How to complete this task:
Determine how many lines in the listing contain the string "DEPTNO". Only that number goes in the answer.

Task data:
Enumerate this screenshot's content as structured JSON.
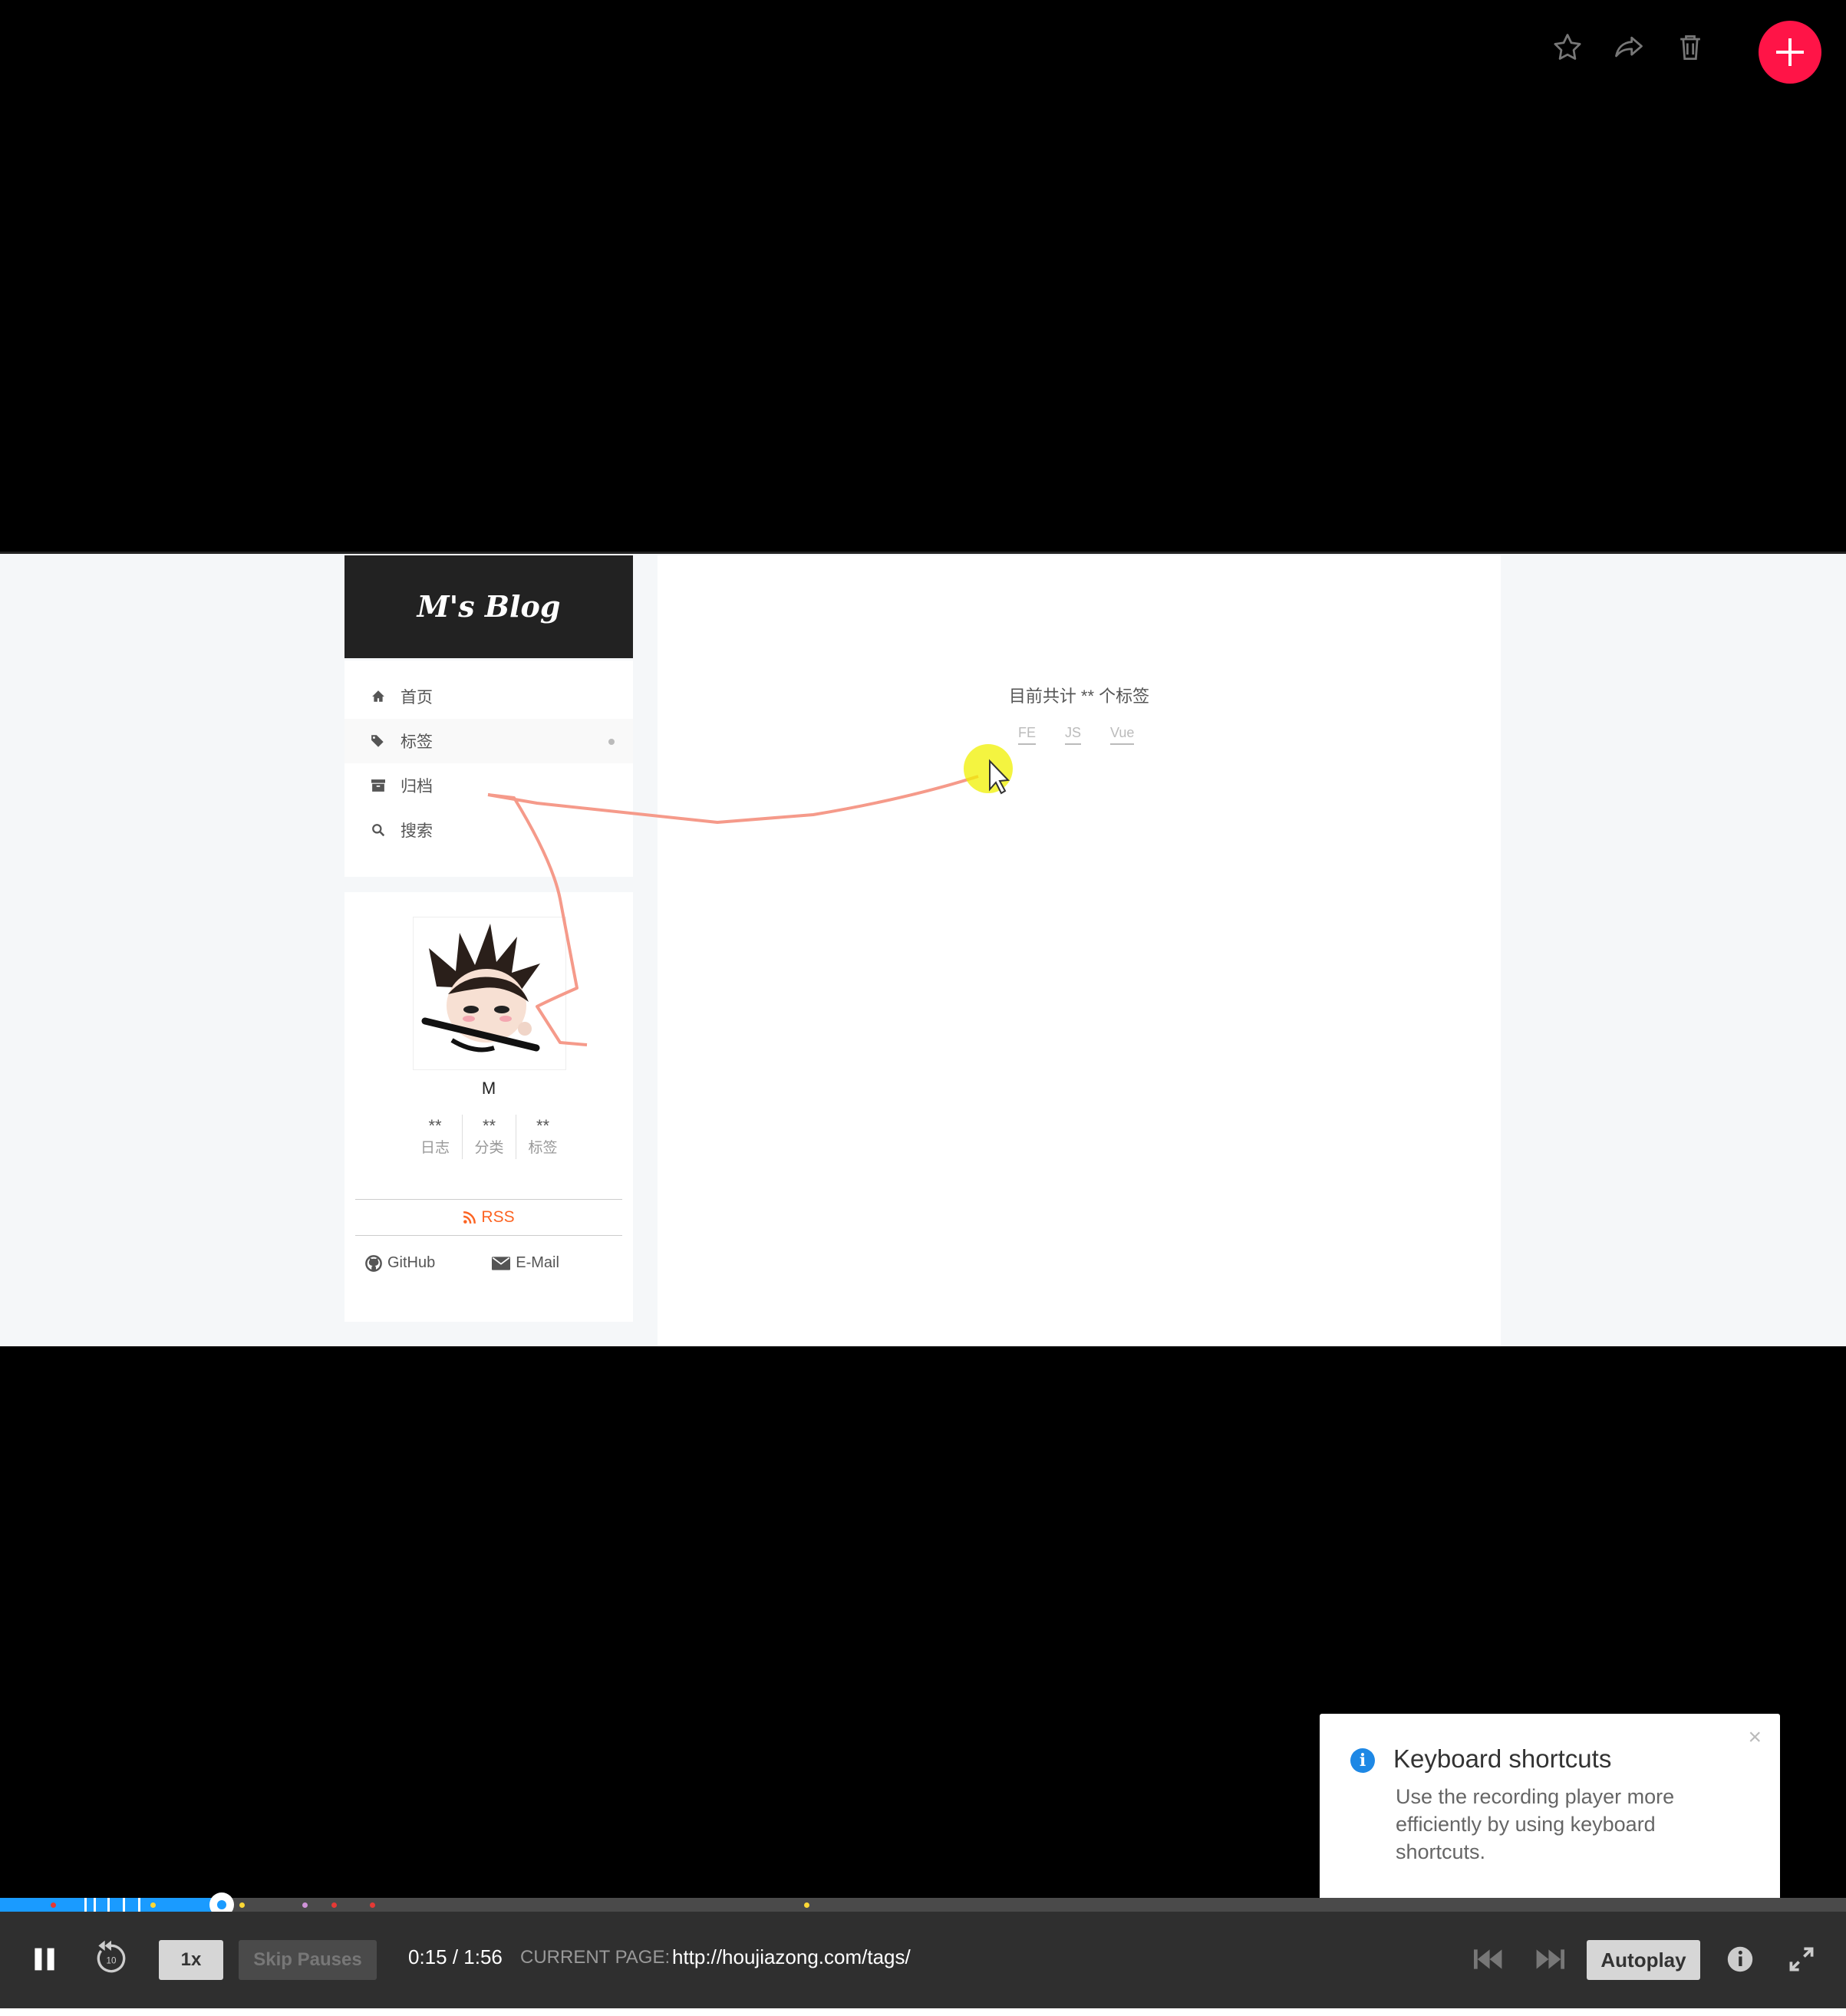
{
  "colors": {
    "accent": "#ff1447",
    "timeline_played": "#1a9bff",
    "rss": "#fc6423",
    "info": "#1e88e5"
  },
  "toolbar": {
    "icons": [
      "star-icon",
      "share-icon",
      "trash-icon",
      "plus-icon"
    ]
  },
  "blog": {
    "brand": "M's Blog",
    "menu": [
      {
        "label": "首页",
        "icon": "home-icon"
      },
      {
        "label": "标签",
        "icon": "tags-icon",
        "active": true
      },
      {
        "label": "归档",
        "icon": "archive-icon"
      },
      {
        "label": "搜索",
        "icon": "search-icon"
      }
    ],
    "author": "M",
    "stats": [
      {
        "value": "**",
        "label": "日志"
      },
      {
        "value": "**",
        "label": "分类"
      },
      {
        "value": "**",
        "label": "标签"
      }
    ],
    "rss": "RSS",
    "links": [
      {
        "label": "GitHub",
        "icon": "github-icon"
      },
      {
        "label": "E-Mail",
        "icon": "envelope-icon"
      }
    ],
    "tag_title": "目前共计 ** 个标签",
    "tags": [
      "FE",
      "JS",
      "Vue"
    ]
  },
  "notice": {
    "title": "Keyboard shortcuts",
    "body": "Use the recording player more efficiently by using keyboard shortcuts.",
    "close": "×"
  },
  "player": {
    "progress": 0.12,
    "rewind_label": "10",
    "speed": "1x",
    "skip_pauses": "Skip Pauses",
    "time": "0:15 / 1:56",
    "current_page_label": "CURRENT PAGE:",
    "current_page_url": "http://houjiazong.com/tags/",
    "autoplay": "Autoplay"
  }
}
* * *
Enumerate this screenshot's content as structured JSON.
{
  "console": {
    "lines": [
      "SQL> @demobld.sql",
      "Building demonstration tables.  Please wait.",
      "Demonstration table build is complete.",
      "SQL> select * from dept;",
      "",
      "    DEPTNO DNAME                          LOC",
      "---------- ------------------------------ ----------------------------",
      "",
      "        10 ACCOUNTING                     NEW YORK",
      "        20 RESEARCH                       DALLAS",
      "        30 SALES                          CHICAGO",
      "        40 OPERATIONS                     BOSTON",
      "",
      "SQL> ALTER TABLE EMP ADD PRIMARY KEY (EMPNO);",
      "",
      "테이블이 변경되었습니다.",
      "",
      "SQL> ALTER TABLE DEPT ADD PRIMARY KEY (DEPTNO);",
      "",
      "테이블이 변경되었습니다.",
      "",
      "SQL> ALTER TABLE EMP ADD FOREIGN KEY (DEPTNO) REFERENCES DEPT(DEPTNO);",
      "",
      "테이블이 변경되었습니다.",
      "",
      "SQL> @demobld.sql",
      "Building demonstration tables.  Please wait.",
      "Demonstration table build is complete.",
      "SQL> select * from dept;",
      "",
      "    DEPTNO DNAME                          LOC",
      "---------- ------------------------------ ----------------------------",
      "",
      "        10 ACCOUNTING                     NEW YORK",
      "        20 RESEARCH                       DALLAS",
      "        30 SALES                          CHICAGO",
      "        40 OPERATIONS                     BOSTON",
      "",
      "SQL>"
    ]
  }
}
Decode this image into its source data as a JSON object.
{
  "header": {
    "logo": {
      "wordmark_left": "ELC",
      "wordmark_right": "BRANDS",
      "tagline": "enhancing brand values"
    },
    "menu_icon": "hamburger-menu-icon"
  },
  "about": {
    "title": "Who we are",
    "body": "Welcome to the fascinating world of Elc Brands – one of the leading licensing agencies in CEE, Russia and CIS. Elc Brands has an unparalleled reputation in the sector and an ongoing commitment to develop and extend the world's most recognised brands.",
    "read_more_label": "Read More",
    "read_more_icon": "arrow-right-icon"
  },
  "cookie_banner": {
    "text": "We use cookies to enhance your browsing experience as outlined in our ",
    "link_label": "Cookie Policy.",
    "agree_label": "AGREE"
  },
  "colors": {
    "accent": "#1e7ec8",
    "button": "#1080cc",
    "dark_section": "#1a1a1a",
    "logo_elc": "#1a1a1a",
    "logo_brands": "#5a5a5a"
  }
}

Answer section:
4